What needs to be done
Take the entries below and return them unchanged.

Given records
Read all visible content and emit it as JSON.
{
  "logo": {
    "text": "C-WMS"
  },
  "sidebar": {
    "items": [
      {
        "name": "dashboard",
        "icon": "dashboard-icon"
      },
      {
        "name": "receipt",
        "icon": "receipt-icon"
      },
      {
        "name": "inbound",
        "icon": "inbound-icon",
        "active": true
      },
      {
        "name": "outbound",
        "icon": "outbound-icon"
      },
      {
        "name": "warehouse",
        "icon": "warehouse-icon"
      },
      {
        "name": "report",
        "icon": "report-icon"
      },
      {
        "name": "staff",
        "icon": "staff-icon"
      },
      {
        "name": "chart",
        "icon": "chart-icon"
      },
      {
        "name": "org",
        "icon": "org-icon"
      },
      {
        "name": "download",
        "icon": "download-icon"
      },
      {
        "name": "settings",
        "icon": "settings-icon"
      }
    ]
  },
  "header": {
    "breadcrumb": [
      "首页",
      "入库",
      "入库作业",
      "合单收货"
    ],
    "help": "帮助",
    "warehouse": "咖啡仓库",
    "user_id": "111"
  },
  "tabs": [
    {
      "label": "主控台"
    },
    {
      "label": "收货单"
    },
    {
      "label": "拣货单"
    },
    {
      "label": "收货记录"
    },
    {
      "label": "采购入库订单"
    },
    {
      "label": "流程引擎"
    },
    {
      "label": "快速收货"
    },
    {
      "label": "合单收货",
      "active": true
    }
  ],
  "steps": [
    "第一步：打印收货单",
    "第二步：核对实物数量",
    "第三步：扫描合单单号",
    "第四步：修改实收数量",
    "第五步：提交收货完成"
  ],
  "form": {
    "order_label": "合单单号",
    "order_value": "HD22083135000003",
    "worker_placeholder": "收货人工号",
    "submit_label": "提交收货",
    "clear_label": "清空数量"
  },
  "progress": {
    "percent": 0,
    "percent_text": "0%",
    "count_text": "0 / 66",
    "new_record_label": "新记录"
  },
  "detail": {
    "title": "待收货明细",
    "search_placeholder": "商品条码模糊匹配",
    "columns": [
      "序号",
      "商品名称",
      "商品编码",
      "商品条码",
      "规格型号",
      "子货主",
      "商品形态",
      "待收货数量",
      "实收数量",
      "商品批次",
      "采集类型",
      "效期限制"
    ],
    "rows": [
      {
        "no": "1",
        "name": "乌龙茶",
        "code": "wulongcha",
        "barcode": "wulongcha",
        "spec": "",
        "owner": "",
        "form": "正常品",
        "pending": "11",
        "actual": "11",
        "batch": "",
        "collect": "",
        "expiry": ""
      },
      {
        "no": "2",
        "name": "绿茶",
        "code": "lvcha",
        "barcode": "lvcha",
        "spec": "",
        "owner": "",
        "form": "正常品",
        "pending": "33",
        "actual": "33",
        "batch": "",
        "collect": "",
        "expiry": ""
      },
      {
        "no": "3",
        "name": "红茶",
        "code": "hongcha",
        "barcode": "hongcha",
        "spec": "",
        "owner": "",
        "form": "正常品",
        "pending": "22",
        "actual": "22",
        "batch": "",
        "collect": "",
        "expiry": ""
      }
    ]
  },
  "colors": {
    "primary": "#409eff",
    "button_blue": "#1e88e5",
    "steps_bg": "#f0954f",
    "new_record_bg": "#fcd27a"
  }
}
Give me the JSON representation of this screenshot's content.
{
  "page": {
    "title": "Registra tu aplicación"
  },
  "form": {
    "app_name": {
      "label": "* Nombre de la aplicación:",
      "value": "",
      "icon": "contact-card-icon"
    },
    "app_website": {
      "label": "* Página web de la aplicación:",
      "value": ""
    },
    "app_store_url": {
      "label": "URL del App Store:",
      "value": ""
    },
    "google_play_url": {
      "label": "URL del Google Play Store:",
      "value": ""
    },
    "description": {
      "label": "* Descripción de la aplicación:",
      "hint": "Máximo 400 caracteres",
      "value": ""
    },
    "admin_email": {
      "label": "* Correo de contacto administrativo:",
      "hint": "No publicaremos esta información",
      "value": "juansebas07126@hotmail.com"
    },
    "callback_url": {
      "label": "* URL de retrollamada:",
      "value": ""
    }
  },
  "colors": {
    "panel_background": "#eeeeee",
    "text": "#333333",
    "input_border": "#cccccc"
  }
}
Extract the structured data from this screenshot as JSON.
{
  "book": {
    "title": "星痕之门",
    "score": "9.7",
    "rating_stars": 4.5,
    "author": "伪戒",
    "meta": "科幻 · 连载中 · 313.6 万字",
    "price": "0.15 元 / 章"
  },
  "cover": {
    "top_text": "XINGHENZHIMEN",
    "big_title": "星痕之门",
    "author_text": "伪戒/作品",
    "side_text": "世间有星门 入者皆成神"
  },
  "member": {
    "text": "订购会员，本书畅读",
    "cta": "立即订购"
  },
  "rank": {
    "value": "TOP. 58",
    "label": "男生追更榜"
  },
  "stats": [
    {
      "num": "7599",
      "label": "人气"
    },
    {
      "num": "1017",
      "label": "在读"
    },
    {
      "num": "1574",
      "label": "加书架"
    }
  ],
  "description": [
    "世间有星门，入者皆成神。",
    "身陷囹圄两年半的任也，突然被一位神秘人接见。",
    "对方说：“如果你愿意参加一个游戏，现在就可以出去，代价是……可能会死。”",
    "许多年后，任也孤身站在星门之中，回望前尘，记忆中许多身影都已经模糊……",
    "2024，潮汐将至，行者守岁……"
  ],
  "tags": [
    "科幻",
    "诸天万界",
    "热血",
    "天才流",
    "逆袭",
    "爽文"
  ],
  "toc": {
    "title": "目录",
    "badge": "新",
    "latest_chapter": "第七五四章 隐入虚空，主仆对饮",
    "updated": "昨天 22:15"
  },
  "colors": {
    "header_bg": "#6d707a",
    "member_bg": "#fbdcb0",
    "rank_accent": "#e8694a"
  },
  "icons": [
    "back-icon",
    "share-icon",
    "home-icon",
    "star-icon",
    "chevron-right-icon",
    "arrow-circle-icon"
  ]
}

Solution below
Read all visible content and emit it as JSON.
{
  "logo": {
    "text": "C-WMS"
  },
  "sidebar": {
    "items": [
      {
        "name": "dashboard",
        "icon": "dashboard-icon"
      },
      {
        "name": "receipt",
        "icon": "receipt-icon"
      },
      {
        "name": "inbound",
        "icon": "inbound-icon",
        "active": true
      },
      {
        "name": "outbound",
        "icon": "outbound-icon"
      },
      {
        "name": "warehouse",
        "icon": "warehouse-icon"
      },
      {
        "name": "report",
        "icon": "report-icon"
      },
      {
        "name": "staff",
        "icon": "staff-icon"
      },
      {
        "name": "chart",
        "icon": "chart-icon"
      },
      {
        "name": "org",
        "icon": "org-icon"
      },
      {
        "name": "download",
        "icon": "download-icon"
      },
      {
        "name": "settings",
        "icon": "settings-icon"
      }
    ]
  },
  "header": {
    "breadcrumb": [
      "首页",
      "入库",
      "入库作业",
      "合单收货"
    ],
    "help": "帮助",
    "warehouse": "咖啡仓库",
    "user_id": "111"
  },
  "tabs": [
    {
      "label": "主控台"
    },
    {
      "label": "收货单"
    },
    {
      "label": "拣货单"
    },
    {
      "label": "收货记录"
    },
    {
      "label": "采购入库订单"
    },
    {
      "label": "流程引擎"
    },
    {
      "label": "快速收货"
    },
    {
      "label": "合单收货",
      "active": true
    }
  ],
  "steps": [
    "第一步：打印收货单",
    "第二步：核对实物数量",
    "第三步：扫描合单单号",
    "第四步：修改实收数量",
    "第五步：提交收货完成"
  ],
  "form": {
    "order_label": "合单单号",
    "order_value": "HD22083135000003",
    "worker_placeholder": "收货人工号",
    "submit_label": "提交收货",
    "clear_label": "清空数量"
  },
  "progress": {
    "percent": 0,
    "percent_text": "0%",
    "count_text": "0 / 66",
    "new_record_label": "新记录"
  },
  "detail": {
    "title": "待收货明细",
    "search_placeholder": "商品条码模糊匹配",
    "columns": [
      "序号",
      "商品名称",
      "商品编码",
      "商品条码",
      "规格型号",
      "子货主",
      "商品形态",
      "待收货数量",
      "实收数量",
      "商品批次",
      "采集类型",
      "效期限制"
    ],
    "rows": [
      {
        "no": "1",
        "name": "乌龙茶",
        "code": "wulongcha",
        "barcode": "wulongcha",
        "spec": "",
        "owner": "",
        "form": "正常品",
        "pending": "11",
        "actual": "11",
        "batch": "",
        "collect": "",
        "expiry": ""
      },
      {
        "no": "2",
        "name": "绿茶",
        "code": "lvcha",
        "barcode": "lvcha",
        "spec": "",
        "owner": "",
        "form": "正常品",
        "pending": "33",
        "actual": "33",
        "batch": "",
        "collect": "",
        "expiry": ""
      },
      {
        "no": "3",
        "name": "红茶",
        "code": "hongcha",
        "barcode": "hongcha",
        "spec": "",
        "owner": "",
        "form": "正常品",
        "pending": "22",
        "actual": "22",
        "batch": "",
        "collect": "",
        "expiry": ""
      }
    ]
  },
  "colors": {
    "primary": "#409eff",
    "button_blue": "#1e88e5",
    "steps_bg": "#f0954f",
    "new_record_bg": "#fcd27a"
  }
}
Give me the JSON representation of this screenshot's content.
{
  "page": {
    "title": "Registra tu aplicación"
  },
  "form": {
    "app_name": {
      "label": "* Nombre de la aplicación:",
      "value": "",
      "icon": "contact-card-icon"
    },
    "app_website": {
      "label": "* Página web de la aplicación:",
      "value": ""
    },
    "app_store_url": {
      "label": "URL del App Store:",
      "value": ""
    },
    "google_play_url": {
      "label": "URL del Google Play Store:",
      "value": ""
    },
    "description": {
      "label": "* Descripción de la aplicación:",
      "hint": "Máximo 400 caracteres",
      "value": ""
    },
    "admin_email": {
      "label": "* Correo de contacto administrativo:",
      "hint": "No publicaremos esta información",
      "value": "juansebas07126@hotmail.com"
    },
    "callback_url": {
      "label": "* URL de retrollamada:",
      "value": ""
    }
  },
  "colors": {
    "panel_background": "#eeeeee",
    "text": "#333333",
    "input_border": "#cccccc"
  }
}
Extract the structured data from this screenshot as JSON.
{
  "book": {
    "title": "星痕之门",
    "score": "9.7",
    "rating_stars": 4.5,
    "author": "伪戒",
    "meta": "科幻 · 连载中 · 313.6 万字",
    "price": "0.15 元 / 章"
  },
  "cover": {
    "top_text": "XINGHENZHIMEN",
    "big_title": "星痕之门",
    "author_text": "伪戒/作品",
    "side_text": "世间有星门 入者皆成神"
  },
  "member": {
    "text": "订购会员，本书畅读",
    "cta": "立即订购"
  },
  "rank": {
    "value": "TOP. 58",
    "label": "男生追更榜"
  },
  "stats": [
    {
      "num": "7599",
      "label": "人气"
    },
    {
      "num": "1017",
      "label": "在读"
    },
    {
      "num": "1574",
      "label": "加书架"
    }
  ],
  "description": [
    "世间有星门，入者皆成神。",
    "身陷囹圄两年半的任也，突然被一位神秘人接见。",
    "对方说：“如果你愿意参加一个游戏，现在就可以出去，代价是……可能会死。”",
    "许多年后，任也孤身站在星门之中，回望前尘，记忆中许多身影都已经模糊……",
    "2024，潮汐将至，行者守岁……"
  ],
  "tags": [
    "科幻",
    "诸天万界",
    "热血",
    "天才流",
    "逆袭",
    "爽文"
  ],
  "toc": {
    "title": "目录",
    "badge": "新",
    "latest_chapter": "第七五四章 隐入虚空，主仆对饮",
    "updated": "昨天 22:15"
  },
  "colors": {
    "header_bg": "#6d707a",
    "member_bg": "#fbdcb0",
    "rank_accent": "#e8694a"
  },
  "icons": [
    "back-icon",
    "share-icon",
    "home-icon",
    "star-icon",
    "chevron-right-icon",
    "arrow-circle-icon"
  ]
}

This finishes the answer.